> _Problem statement_
Whenever the word "label" shows up in a line of the data, copy that line.
************
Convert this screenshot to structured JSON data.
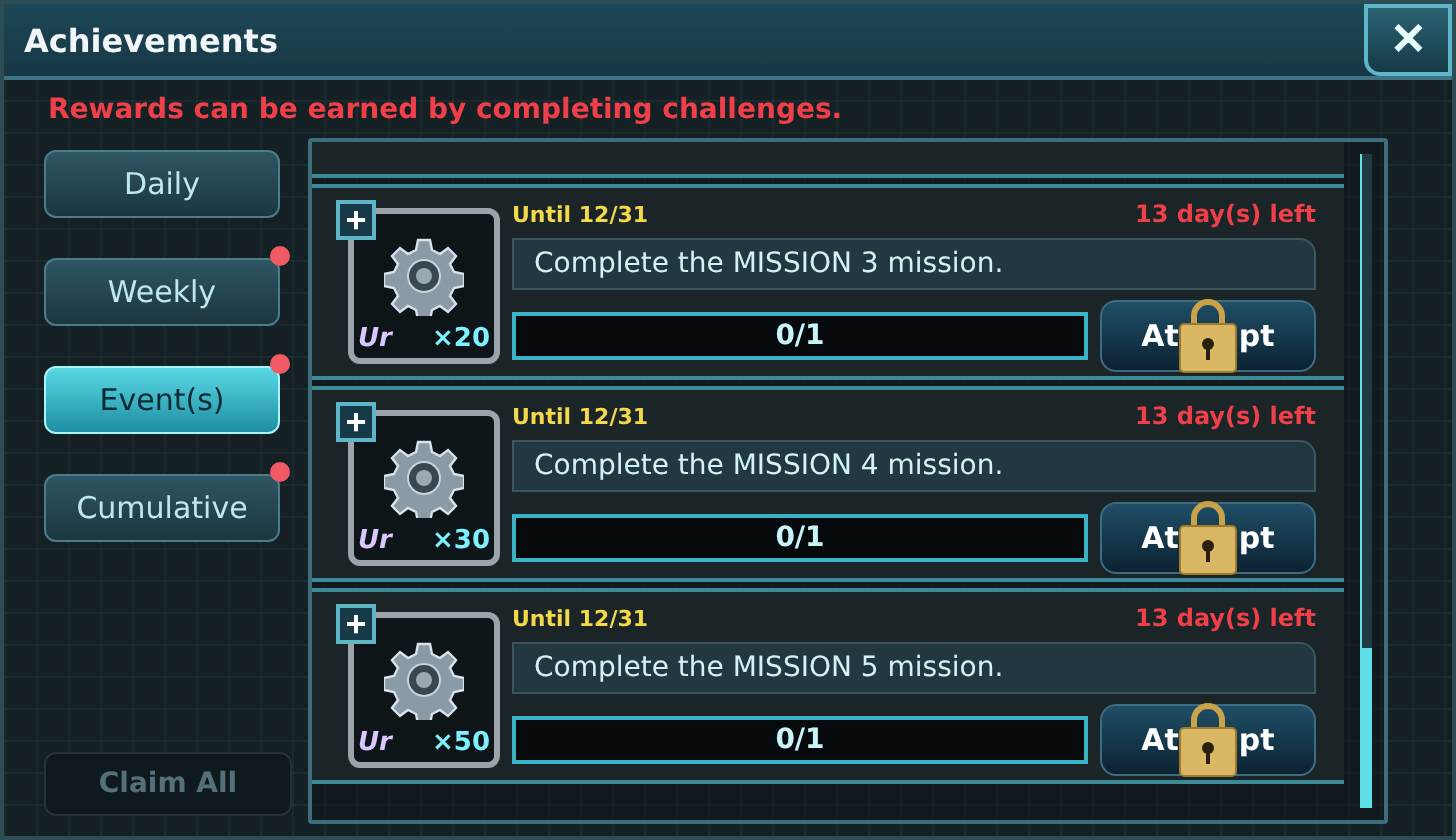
{
  "window": {
    "title": "Achievements",
    "close": "✕"
  },
  "notice": "Rewards can be earned by completing challenges.",
  "tabs": [
    {
      "label": "Daily",
      "selected": false,
      "badge": false
    },
    {
      "label": "Weekly",
      "selected": false,
      "badge": true
    },
    {
      "label": "Event(s)",
      "selected": true,
      "badge": true
    },
    {
      "label": "Cumulative",
      "selected": false,
      "badge": true
    }
  ],
  "claim_all": {
    "label": "Claim All",
    "disabled": true
  },
  "missions": [
    {
      "until": "Until 12/31",
      "left": "13 day(s) left",
      "text": "Complete the MISSION 3 mission.",
      "add": "+",
      "rarity": "Ur",
      "count": "×20",
      "progress": "0/1",
      "button_start": "At",
      "button_end": "pt",
      "locked": true
    },
    {
      "until": "Until 12/31",
      "left": "13 day(s) left",
      "text": "Complete the MISSION 4 mission.",
      "add": "+",
      "rarity": "Ur",
      "count": "×30",
      "progress": "0/1",
      "button_start": "At",
      "button_end": "pt",
      "locked": true
    },
    {
      "until": "Until 12/31",
      "left": "13 day(s) left",
      "text": "Complete the MISSION 5 mission.",
      "add": "+",
      "rarity": "Ur",
      "count": "×50",
      "progress": "0/1",
      "button_start": "At",
      "button_end": "pt",
      "locked": true
    }
  ]
}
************
> _Task response_
      "label": "Daily",
      "label": "Weekly",
      "label": "Event(s)",
      "label": "Cumulative",
    "label": "Claim All",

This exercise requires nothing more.